As the far lesser-known adage goes, “It ain’t easy being marine.” This especially applies to the wild Steller sea lion, which faces harsh environmental conditions, predators galore, and regular periods during which it is forced to go with less food. But the stocky Steller is a survivor.
The question for marine researchers is: how? Typically, a pinniped sensing hard times ahead first attempts to conserve energy by increasing its digestive efficiency and reducing the energy it loses as waste. But sometimes these measures aren’t enough, and the animal must make a tough decision: how best to allocate the limited energy it acquires through food. Should it go to growth? Stored energy? Or thermoregulation? The sea lion must get its priorities straight — and fast.
Scientists have long speculated on potential strategies, but until recently, no one had actually determined how marine mammals allocate energy when faced with food shortages. The team behind this study comprised Consortium researchers Tiphaine Jenniard du Dot, David A.S. Rosen, and Andrew W. Trites, all of the University of British Columbia. Their results were published in Physiological and Biochemical Zoology.
Desperate Times Require Desperate Measures
Hypothesizing that pinnipeds might allocate energy differently according to the seasons and the quality of food available, the researchers divided a group of female Steller sea lions in two groups, and limited each group’s food intake for 28 days in winter and summer. The first group dined on small amounts of herring (a high-quality fish), while the second received pollock (an energetically lower-quality prey).
The researchers found that during the summer, both groups compensated for the lack of energy intake by using up their internal energy stores. In winter, both groups allocated less
energy to overall maintenance functions such as metabolism and allocated more energy to sustaining thermoregulatory capacity (the ability to keep body temperature constant). As in the summer, they once again released stored energy.
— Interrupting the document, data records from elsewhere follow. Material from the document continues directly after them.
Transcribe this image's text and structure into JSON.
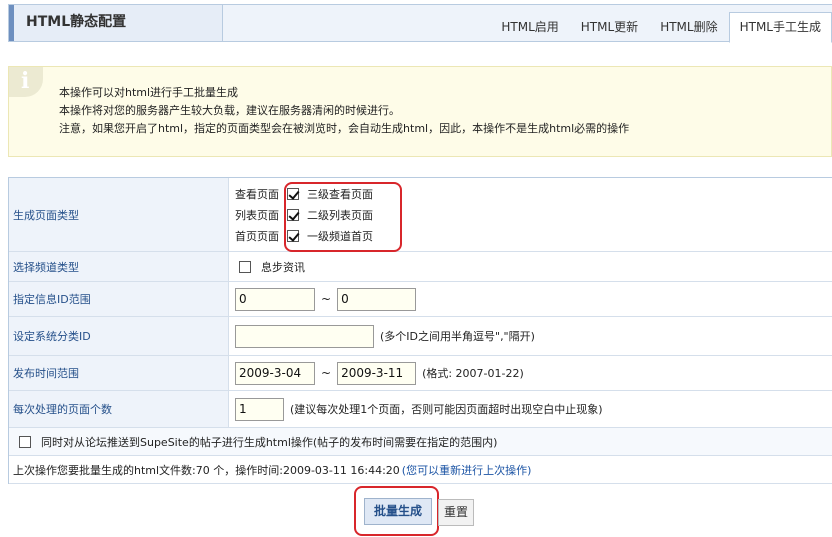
{
  "header": {
    "title": "HTML静态配置",
    "tabs": [
      {
        "label": "HTML启用"
      },
      {
        "label": "HTML更新"
      },
      {
        "label": "HTML删除"
      },
      {
        "label": "HTML手工生成"
      }
    ]
  },
  "info": {
    "lines": [
      "本操作可以对html进行手工批量生成",
      "本操作将对您的服务器产生较大负载，建议在服务器清闲的时候进行。",
      "注意，如果您开启了html，指定的页面类型会在被浏览时，会自动生成html，因此，本操作不是生成html必需的操作"
    ]
  },
  "form": {
    "page_type": {
      "label": "生成页面类型",
      "options": [
        {
          "name": "查看页面",
          "option": "三级查看页面",
          "checked": true
        },
        {
          "name": "列表页面",
          "option": "二级列表页面",
          "checked": true
        },
        {
          "name": "首页页面",
          "option": "一级频道首页",
          "checked": true
        }
      ]
    },
    "channel_type": {
      "label": "选择频道类型",
      "option": "息步资讯",
      "checked": false
    },
    "info_id_range": {
      "label": "指定信息ID范围",
      "from": "0",
      "separator": "~",
      "to": "0"
    },
    "category_id": {
      "label": "设定系统分类ID",
      "value": "",
      "hint": "(多个ID之间用半角逗号\",\"隔开)"
    },
    "time_range": {
      "label": "发布时间范围",
      "from": "2009-3-04",
      "separator": "~",
      "to": "2009-3-11",
      "hint": "(格式: 2007-01-22)"
    },
    "per_batch": {
      "label": "每次处理的页面个数",
      "value": "1",
      "hint": "(建议每次处理1个页面，否则可能因页面超时出现空白中止现象)"
    },
    "forum_sync": {
      "label": "同时对从论坛推送到SupeSite的帖子进行生成html操作(帖子的发布时间需要在指定的范围内)",
      "checked": false
    },
    "last_op": {
      "text": "上次操作您要批量生成的html文件数:70 个，操作时间:2009-03-11 16:44:20",
      "link": "(您可以重新进行上次操作)"
    }
  },
  "buttons": {
    "generate": "批量生成",
    "reset": "重置"
  },
  "colors": {
    "highlight": "#d8262b",
    "label_text": "#25508a",
    "link": "#1d55a5"
  }
}
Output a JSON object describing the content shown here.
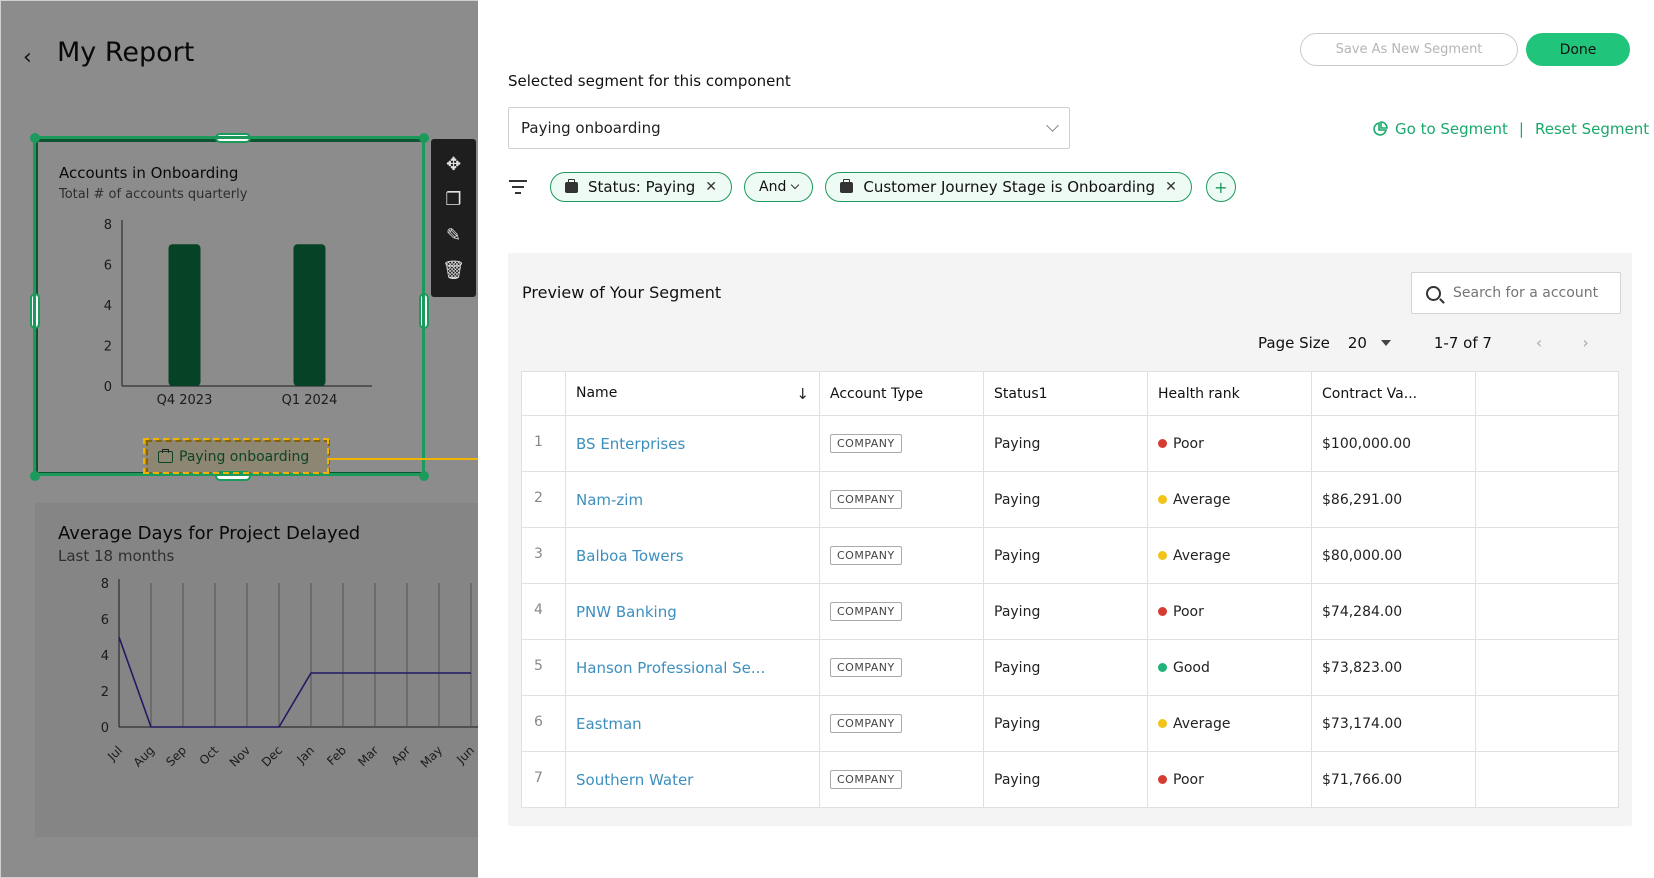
{
  "report": {
    "title": "My Report",
    "card1": {
      "title": "Accounts in Onboarding",
      "subtitle": "Total # of accounts quarterly",
      "segment_badge": "Paying onboarding"
    },
    "card2": {
      "title": "Average Days for Project Delayed",
      "subtitle": "Last 18 months"
    }
  },
  "chart_data": [
    {
      "type": "bar",
      "categories": [
        "Q4 2023",
        "Q1 2024"
      ],
      "values": [
        7,
        7
      ],
      "ylim": [
        0,
        8
      ],
      "yticks": [
        0,
        2,
        4,
        6,
        8
      ],
      "color": "#0b7a45"
    },
    {
      "type": "line",
      "x": [
        "Jul",
        "Aug",
        "Sep",
        "Oct",
        "Nov",
        "Dec",
        "Jan",
        "Feb",
        "Mar",
        "Apr",
        "May",
        "Jun"
      ],
      "values": [
        5,
        0,
        0,
        0,
        0,
        0,
        3,
        3,
        3,
        3,
        3,
        3
      ],
      "ylim": [
        0,
        8
      ],
      "yticks": [
        0,
        2,
        4,
        6,
        8
      ],
      "color": "#3b2fb5"
    }
  ],
  "panel": {
    "save_label": "Save As New Segment",
    "done_label": "Done",
    "selected_label": "Selected segment for this component",
    "selected_value": "Paying onboarding",
    "go_to_segment": "Go to Segment",
    "separator": "|",
    "reset_segment": "Reset Segment",
    "filters": [
      {
        "label": "Status: Paying"
      },
      {
        "label": "Customer Journey Stage is Onboarding"
      }
    ],
    "conjunction": "And"
  },
  "preview": {
    "title": "Preview of Your Segment",
    "search_placeholder": "Search for a account",
    "page_size_label": "Page Size",
    "page_size_value": "20",
    "range": "1-7 of 7",
    "columns": [
      "Name",
      "Account Type",
      "Status1",
      "Health rank",
      "Contract Va..."
    ],
    "rows": [
      {
        "idx": "1",
        "name": "BS Enterprises",
        "type": "COMPANY",
        "status": "Paying",
        "health": "Poor",
        "health_color": "#d63b2f",
        "contract": "$100,000.00"
      },
      {
        "idx": "2",
        "name": "Nam-zim",
        "type": "COMPANY",
        "status": "Paying",
        "health": "Average",
        "health_color": "#f2c318",
        "contract": "$86,291.00"
      },
      {
        "idx": "3",
        "name": "Balboa Towers",
        "type": "COMPANY",
        "status": "Paying",
        "health": "Average",
        "health_color": "#f2c318",
        "contract": "$80,000.00"
      },
      {
        "idx": "4",
        "name": "PNW Banking",
        "type": "COMPANY",
        "status": "Paying",
        "health": "Poor",
        "health_color": "#d63b2f",
        "contract": "$74,284.00"
      },
      {
        "idx": "5",
        "name": "Hanson Professional Se...",
        "type": "COMPANY",
        "status": "Paying",
        "health": "Good",
        "health_color": "#1fb37a",
        "contract": "$73,823.00"
      },
      {
        "idx": "6",
        "name": "Eastman",
        "type": "COMPANY",
        "status": "Paying",
        "health": "Average",
        "health_color": "#f2c318",
        "contract": "$73,174.00"
      },
      {
        "idx": "7",
        "name": "Southern Water",
        "type": "COMPANY",
        "status": "Paying",
        "health": "Poor",
        "health_color": "#d63b2f",
        "contract": "$71,766.00"
      }
    ]
  }
}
But the researchers also observed a crucial difference between the two groups of sea lions. During the summer, Team Herring allocated more energy to foraging and less to thermoregulation — a practical decision for wild sea lions given the tendency for fish to be more abundant and waters warmer in summer. In winter, when fish are likely scarcer and less predictable, the behavior of the sea lions was consistent with an animal that foraged less, such as reducing activity levels and maintaining thermoregulatory capacity. Team Pollock, on the other hand, did not make the same sensible energy decisions.
By studying the energy-allocation choices made by both groups, the researchers concluded that the sea lions dining on herring when times were tough adjusted better to environmental conditions than those fed pollock. This suggests that low-energy food sources might not trigger the physiological and behavioral mechanisms needed to adjust to food shortages, which would take a toll on the animal’s fitness in the long run.
SEE RELATED PUBLICATION: